Nature and culture jostle. ‘Birds’, ‘generosity’, ‘flowers’, ‘hospitals’. Words disintegrate into randomness and coalesce again into patterns, repeated, echoed, remembered. Birds fly over the borders. Borders are deleted. Only ‘CITY’ remains fixed, like a pillar. Beautifully curated in the Print Studio’s airy space, Shah’s prints are grouped together, emphasising themes, building like a piece of music.
A series of woodcut monoprints on black and white graph paper – Hewn (Cut), Hewn (Corner), Hewn (Held) – are made of simple geometric shapes. Black and white contrapuntal, it is almost impossible to tell whether you are looking at ‘black on white’ or ‘white on black’, the space of absence as weighty as the space of its opposite.
Variations in Grey, (see top), graphite dust, charcoal and ink on paper, is smudged and hazy, a charcoal line through snow, charcoal dust smearing and smooring the surroundings. In old Gaelic rituals in the Highlands and Islands of Scotland ‘smooring the hearth’ meant damping down the fire at night so it could be safely left alight all night. Variations in Grey is a series of images like hieroglyphics, marks of Arabic script, chords, bird song, barbed wire in the distance, birds on a wire, border-posts in memory, recollection of the skin or the hair of a loved-one, a conference of birds. Tiny, scuffed bird-prints scrape through snow. Somehow, in their simplicity, all the traces are tragic.

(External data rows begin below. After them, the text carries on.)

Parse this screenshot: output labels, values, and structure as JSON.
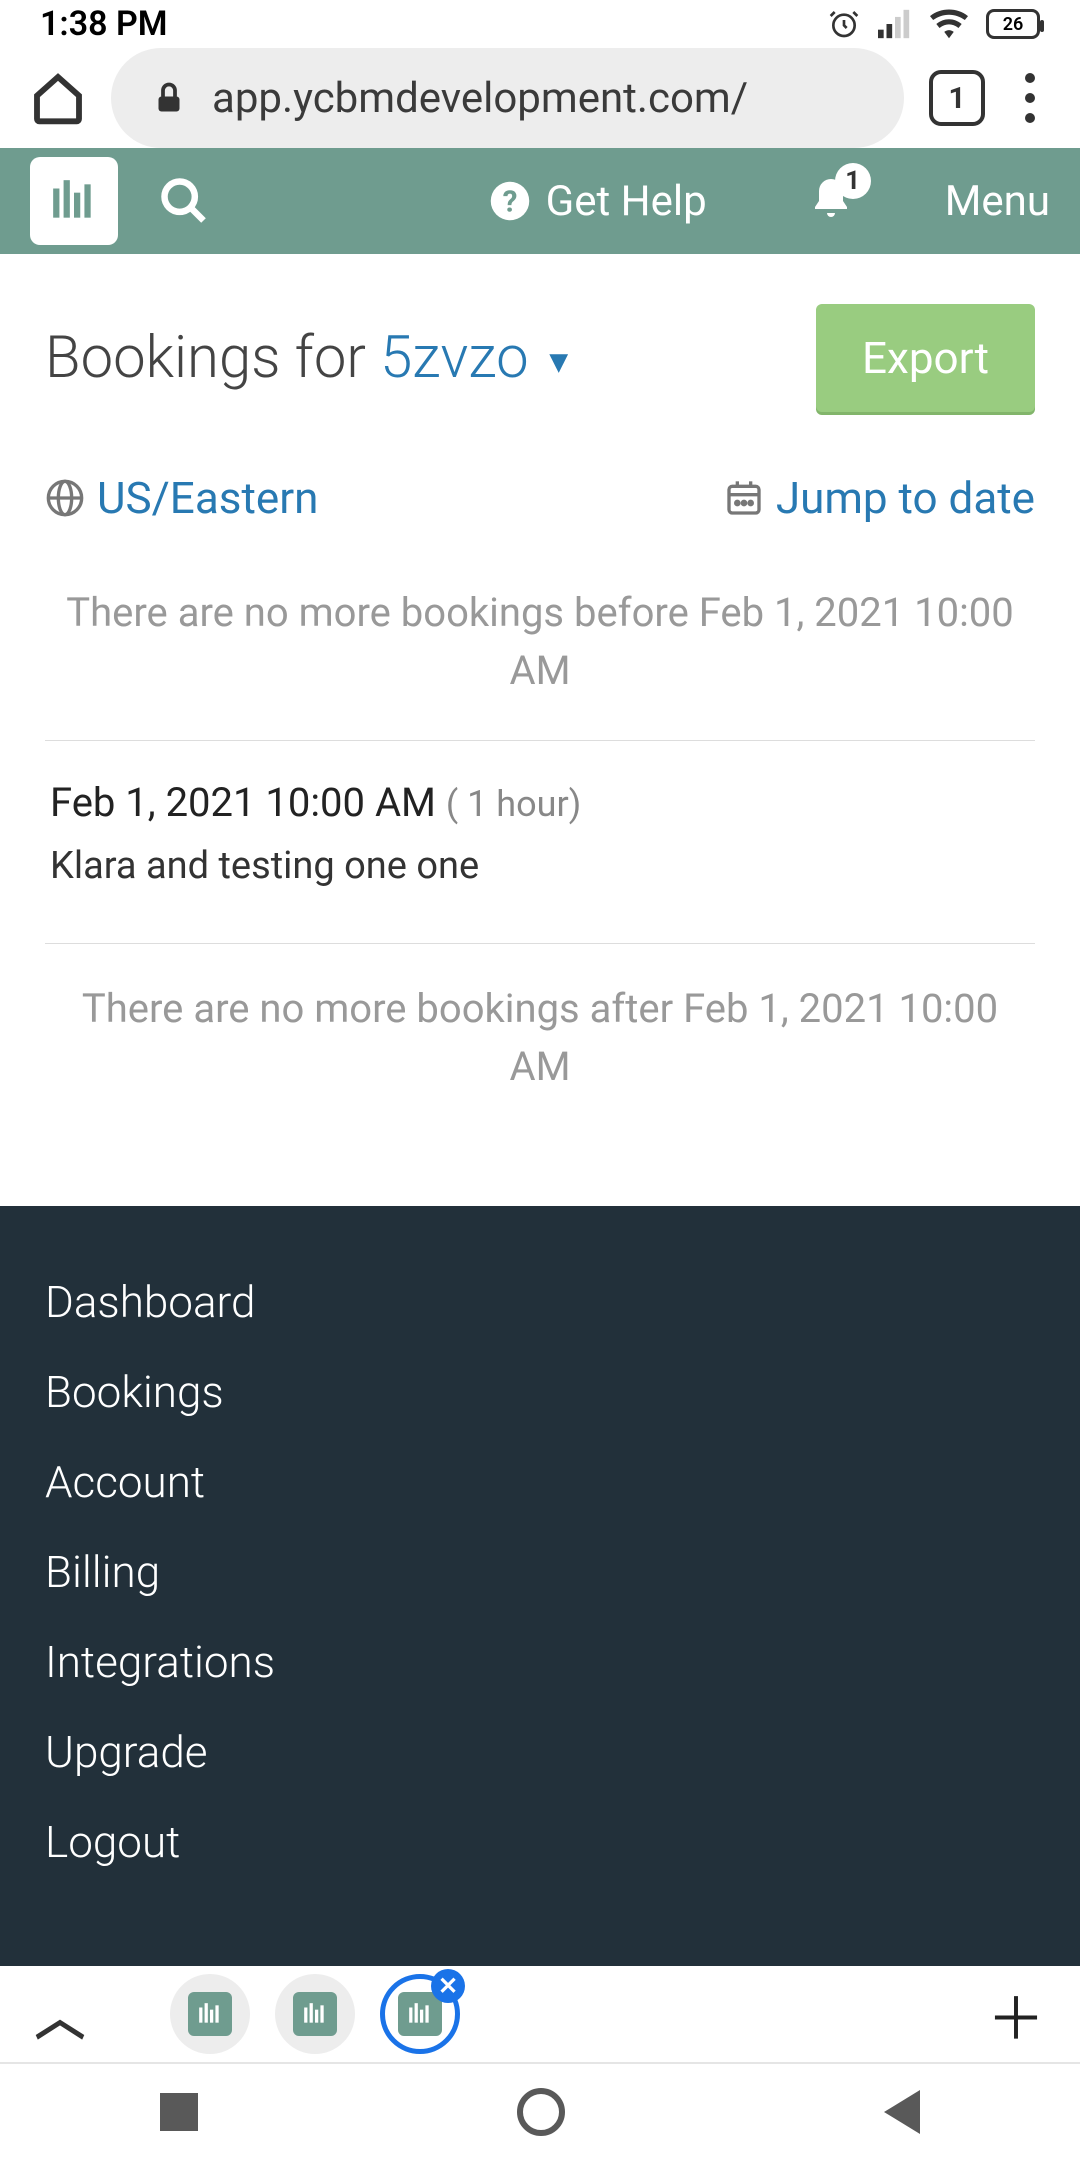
{
  "status": {
    "time": "1:38 PM",
    "battery": "26"
  },
  "browser": {
    "url": "app.ycbmdevelopment.com/",
    "tab_count": "1"
  },
  "header": {
    "help": "Get Help",
    "menu": "Menu",
    "notification_count": "1"
  },
  "page": {
    "title_prefix": "Bookings for ",
    "calendar_name": "5zvzo",
    "export": "Export",
    "timezone": "US/Eastern",
    "jump": "Jump to date",
    "empty_before": "There are no more bookings before Feb 1, 2021 10:00 AM",
    "empty_after": "There are no more bookings after Feb 1, 2021 10:00 AM"
  },
  "booking": {
    "datetime": "Feb 1, 2021 10:00 AM",
    "duration": "( 1 hour)",
    "description": "Klara and testing one one"
  },
  "footer": {
    "items": [
      "Dashboard",
      "Bookings",
      "Account",
      "Billing",
      "Integrations",
      "Upgrade",
      "Logout"
    ]
  }
}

Between the political and the personal, Shah says of her work, ‘States of absence are explored on paper through fragility and material weight. The fractured histories within a Gandharan sculpture collection in a Chandigarh museum in India are positioned alongside a series of graphite dust drawings. A series of variations on the incomplete line fall between architectural abstraction and music notation, but communicate neither language in their entirety.’
The architectural spaces of Shah’s work are lonely, ethereal, fragmented and fragmentary. You sense that this is a city of the mind, transient, fleeting, provisional but sticky. Perspectives flick forward and backward within the picture space, you’re not sure what you are looking at, which avenues of memory you’re turning down or wondering across. And yet despite their impossibility, the spaces seem truculently real.

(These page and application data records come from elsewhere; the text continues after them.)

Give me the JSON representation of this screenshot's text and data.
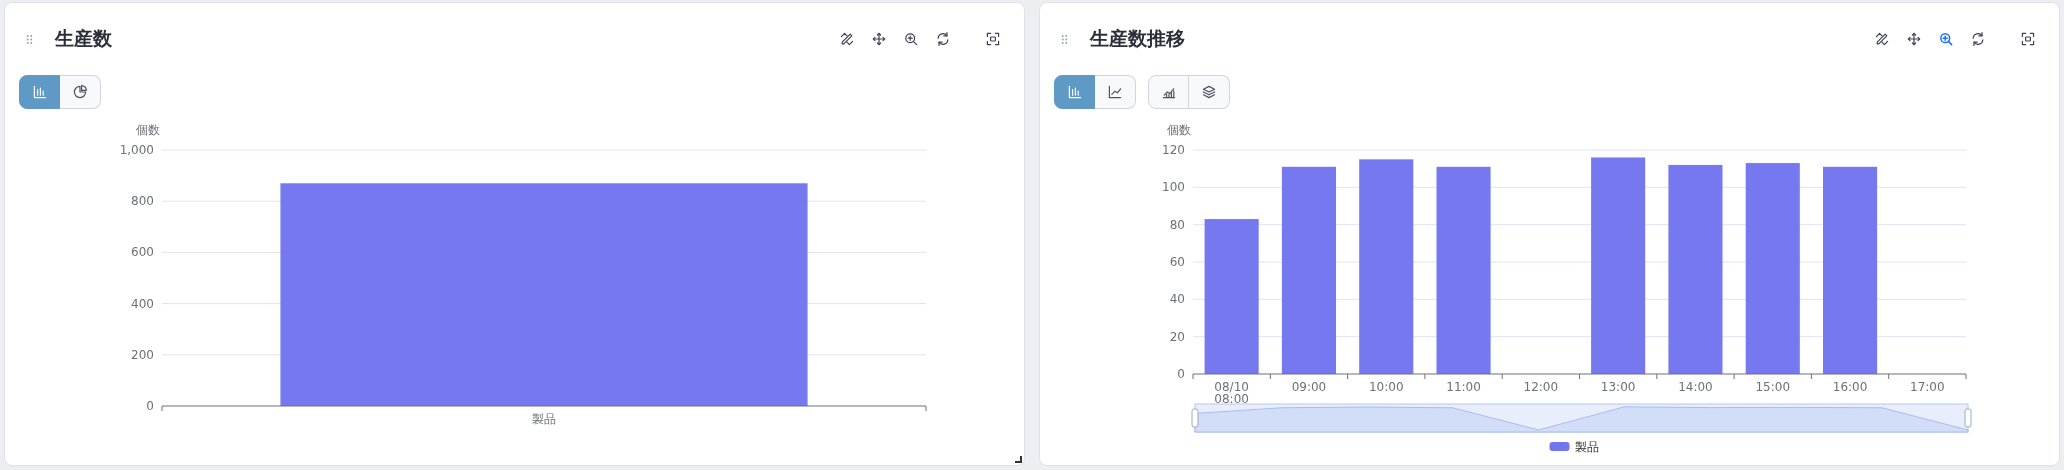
{
  "panels": [
    {
      "title": "生産数",
      "tools": [
        {
          "kind": "edit",
          "active": false
        },
        {
          "kind": "move",
          "active": false
        },
        {
          "kind": "zoom",
          "active": false
        },
        {
          "kind": "refresh",
          "active": false
        },
        {
          "kind": "fullscreen",
          "active": false
        }
      ],
      "toggle_groups": [
        [
          {
            "kind": "bar",
            "selected": true
          },
          {
            "kind": "pie",
            "selected": false
          }
        ]
      ],
      "chart_data": {
        "type": "bar",
        "grid": true,
        "ylabel": "個数",
        "categories": [
          "製品"
        ],
        "series": [
          {
            "color": "#7375ef",
            "values": [
              870
            ]
          }
        ],
        "ylim": [
          0,
          1000
        ],
        "yticks": [
          0,
          200,
          400,
          600,
          800,
          {
            "value": 1000,
            "label": "1,000"
          }
        ]
      },
      "legend": false,
      "data_zoom": false
    },
    {
      "title": "生産数推移",
      "tools": [
        {
          "kind": "edit",
          "active": false
        },
        {
          "kind": "move",
          "active": false
        },
        {
          "kind": "zoom",
          "active": true
        },
        {
          "kind": "refresh",
          "active": false
        },
        {
          "kind": "fullscreen",
          "active": false
        }
      ],
      "toggle_groups": [
        [
          {
            "kind": "bar",
            "selected": true
          },
          {
            "kind": "line",
            "selected": false
          }
        ],
        [
          {
            "kind": "area",
            "selected": false
          },
          {
            "kind": "stack",
            "selected": false
          }
        ]
      ],
      "chart_data": {
        "type": "bar",
        "grid": true,
        "ylabel": "個数",
        "categories": [
          "08/10\n08:00",
          "09:00",
          "10:00",
          "11:00",
          "12:00",
          "13:00",
          "14:00",
          "15:00",
          "16:00",
          "17:00"
        ],
        "series": [
          {
            "name": "製品",
            "color": "#7375ef",
            "values": [
              83,
              111,
              115,
              111,
              0,
              116,
              112,
              113,
              111,
              0
            ]
          }
        ],
        "ylim": [
          0,
          120
        ],
        "yticks": [
          0,
          20,
          40,
          60,
          80,
          100,
          120
        ]
      },
      "legend": true,
      "data_zoom": true
    }
  ]
}
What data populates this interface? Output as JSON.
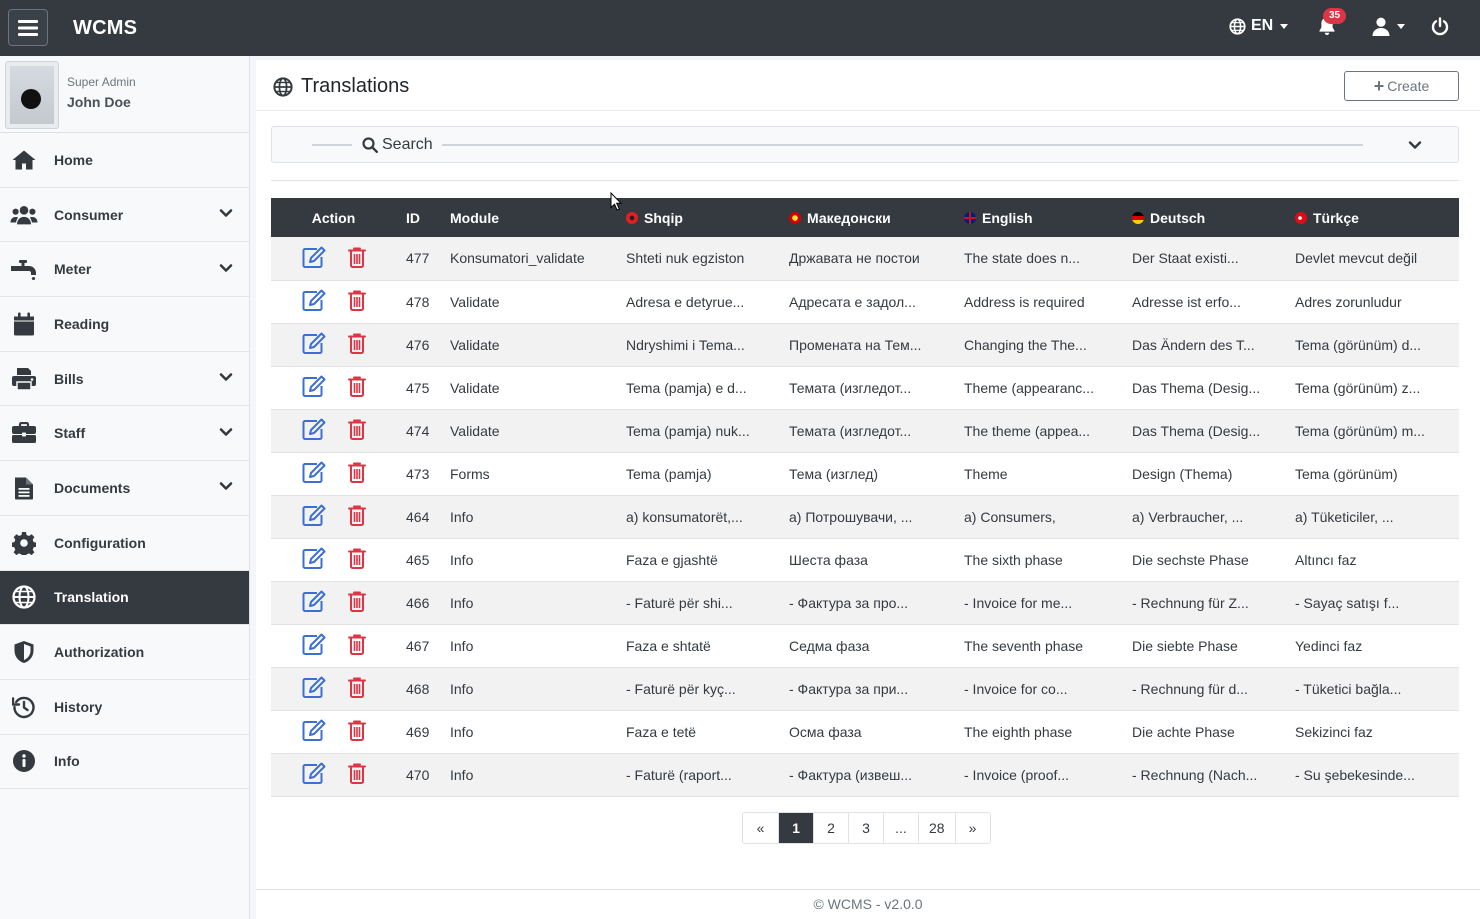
{
  "app": {
    "brand": "WCMS"
  },
  "nav": {
    "language": "EN",
    "notifications_count": "35"
  },
  "user": {
    "role": "Super Admin",
    "name": "John Doe"
  },
  "sidebar": {
    "items": [
      {
        "label": "Home",
        "icon": "home-icon",
        "expandable": false
      },
      {
        "label": "Consumer",
        "icon": "users-icon",
        "expandable": true
      },
      {
        "label": "Meter",
        "icon": "faucet-icon",
        "expandable": true
      },
      {
        "label": "Reading",
        "icon": "calendar-check-icon",
        "expandable": false
      },
      {
        "label": "Bills",
        "icon": "print-icon",
        "expandable": true
      },
      {
        "label": "Staff",
        "icon": "briefcase-icon",
        "expandable": true
      },
      {
        "label": "Documents",
        "icon": "file-icon",
        "expandable": true
      },
      {
        "label": "Configuration",
        "icon": "gear-icon",
        "expandable": false
      },
      {
        "label": "Translation",
        "icon": "globe-icon",
        "expandable": false,
        "active": true
      },
      {
        "label": "Authorization",
        "icon": "shield-icon",
        "expandable": false
      },
      {
        "label": "History",
        "icon": "history-icon",
        "expandable": false
      },
      {
        "label": "Info",
        "icon": "info-icon",
        "expandable": false
      }
    ]
  },
  "page": {
    "title": "Translations",
    "create_label": "Create",
    "search_label": "Search"
  },
  "table": {
    "headers": {
      "action": "Action",
      "id": "ID",
      "module": "Module",
      "sq": "Shqip",
      "mk": "Македонски",
      "en": "English",
      "de": "Deutsch",
      "tr": "Türkçe"
    },
    "rows": [
      {
        "id": "477",
        "module": "Konsumatori_validate",
        "sq": "Shteti nuk egziston",
        "mk": "Државата не постои",
        "en": "The state does n...",
        "de": "Der Staat existi...",
        "tr": "Devlet mevcut değil"
      },
      {
        "id": "478",
        "module": "Validate",
        "sq": "Adresa e detyrue...",
        "mk": "Адресата е задол...",
        "en": "Address is required",
        "de": "Adresse ist erfo...",
        "tr": "Adres zorunludur"
      },
      {
        "id": "476",
        "module": "Validate",
        "sq": "Ndryshimi i Tema...",
        "mk": "Промената на Тем...",
        "en": "Changing the The...",
        "de": "Das Ändern des T...",
        "tr": "Tema (görünüm) d..."
      },
      {
        "id": "475",
        "module": "Validate",
        "sq": "Tema (pamja) e d...",
        "mk": "Темата (изгледот...",
        "en": "Theme (appearanc...",
        "de": "Das Thema (Desig...",
        "tr": "Tema (görünüm) z..."
      },
      {
        "id": "474",
        "module": "Validate",
        "sq": "Tema (pamja) nuk...",
        "mk": "Темата (изгледот...",
        "en": "The theme (appea...",
        "de": "Das Thema (Desig...",
        "tr": "Tema (görünüm) m..."
      },
      {
        "id": "473",
        "module": "Forms",
        "sq": "Tema (pamja)",
        "mk": "Тема (изглед)",
        "en": "Theme",
        "de": "Design (Thema)",
        "tr": "Tema (görünüm)"
      },
      {
        "id": "464",
        "module": "Info",
        "sq": "a) konsumatorët,...",
        "mk": "а) Потрошувачи, ...",
        "en": "a) Consumers,",
        "de": "a) Verbraucher, ...",
        "tr": "a) Tüketiciler, ..."
      },
      {
        "id": "465",
        "module": "Info",
        "sq": "Faza e gjashtë",
        "mk": "Шеста фаза",
        "en": "The sixth phase",
        "de": "Die sechste Phase",
        "tr": "Altıncı faz"
      },
      {
        "id": "466",
        "module": "Info",
        "sq": "- Faturë për shi...",
        "mk": "- Фактура за про...",
        "en": "- Invoice for me...",
        "de": "- Rechnung für Z...",
        "tr": "- Sayaç satışı f..."
      },
      {
        "id": "467",
        "module": "Info",
        "sq": "Faza e shtatë",
        "mk": "Седма фаза",
        "en": "The seventh phase",
        "de": "Die siebte Phase",
        "tr": "Yedinci faz"
      },
      {
        "id": "468",
        "module": "Info",
        "sq": "- Faturë për kyç...",
        "mk": "- Фактура за при...",
        "en": "- Invoice for co...",
        "de": "- Rechnung für d...",
        "tr": "- Tüketici bağla..."
      },
      {
        "id": "469",
        "module": "Info",
        "sq": "Faza e tetë",
        "mk": "Осма фаза",
        "en": "The eighth phase",
        "de": "Die achte Phase",
        "tr": "Sekizinci faz"
      },
      {
        "id": "470",
        "module": "Info",
        "sq": "- Faturë (raport...",
        "mk": "- Фактура (извеш...",
        "en": "- Invoice (proof...",
        "de": "- Rechnung (Nach...",
        "tr": "- Su şebekesinde..."
      }
    ]
  },
  "pagination": {
    "items": [
      "«",
      "1",
      "2",
      "3",
      "...",
      "28",
      "»"
    ],
    "current": "1"
  },
  "footer": {
    "text": "© WCMS - v2.0.0"
  },
  "colors": {
    "navbar": "#343a40",
    "edit": "#3b6fd4",
    "delete": "#dc3545",
    "badge": "#dc3545"
  }
}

Surfaces evoke concrete in their apparent density and weight, in the ways that they are scratched and scraped and pushed against. For all the prints’ supposed delicacy, they are tough.
Reminiscent of a monochrome Gunta Stözl or Paul Klee, with echoes of the Bauhaus, in the series, Studies from a Sculpture Garden, it seems that we are looking at artworks over an extended period of time. It is the memory of the shadows cast by the works, rather than the works themselves, that is what remains.

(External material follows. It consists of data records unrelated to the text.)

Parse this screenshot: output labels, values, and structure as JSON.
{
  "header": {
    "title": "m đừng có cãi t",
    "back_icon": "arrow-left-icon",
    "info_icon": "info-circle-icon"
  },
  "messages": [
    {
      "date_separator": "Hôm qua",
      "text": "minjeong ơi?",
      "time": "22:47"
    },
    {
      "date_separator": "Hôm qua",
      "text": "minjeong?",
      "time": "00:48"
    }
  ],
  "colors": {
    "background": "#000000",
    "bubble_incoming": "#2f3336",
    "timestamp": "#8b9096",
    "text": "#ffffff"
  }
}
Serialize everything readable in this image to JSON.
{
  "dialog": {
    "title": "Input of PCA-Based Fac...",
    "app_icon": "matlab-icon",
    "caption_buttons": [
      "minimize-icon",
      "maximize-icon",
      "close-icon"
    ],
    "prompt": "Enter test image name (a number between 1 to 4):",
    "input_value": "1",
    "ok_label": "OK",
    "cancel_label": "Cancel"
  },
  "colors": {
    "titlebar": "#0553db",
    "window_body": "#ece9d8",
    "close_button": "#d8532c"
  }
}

In Argument from Silence (White Lines), a polymer photogravure, the representation of a carved stone block with a pillar and sculptural figures is set at the bottom centre of the picture space. A small carved figure presents an offering in devotion to another figure who seems to be haloed and yet is without a face. The print is predominantly dark but two thin white vertical lines rise upwards from the sides of the stone block towards – and beyond – the paper’s edge.
In the series Ruined Score the abstract language of western musical notation becomes most clear and yet now, the memory of broken instruments and bodies breaks through. Curved lines suggest the crooks of knees, the slope of a fleshy back, the edge of a violin, a cello.
Duly fed now, in mind and body, the ink on my own edition of prints still hot off the press, I howked my portfolio back into the June sunshine and walked out into the city.
With thanks to Kate Robinson for this review.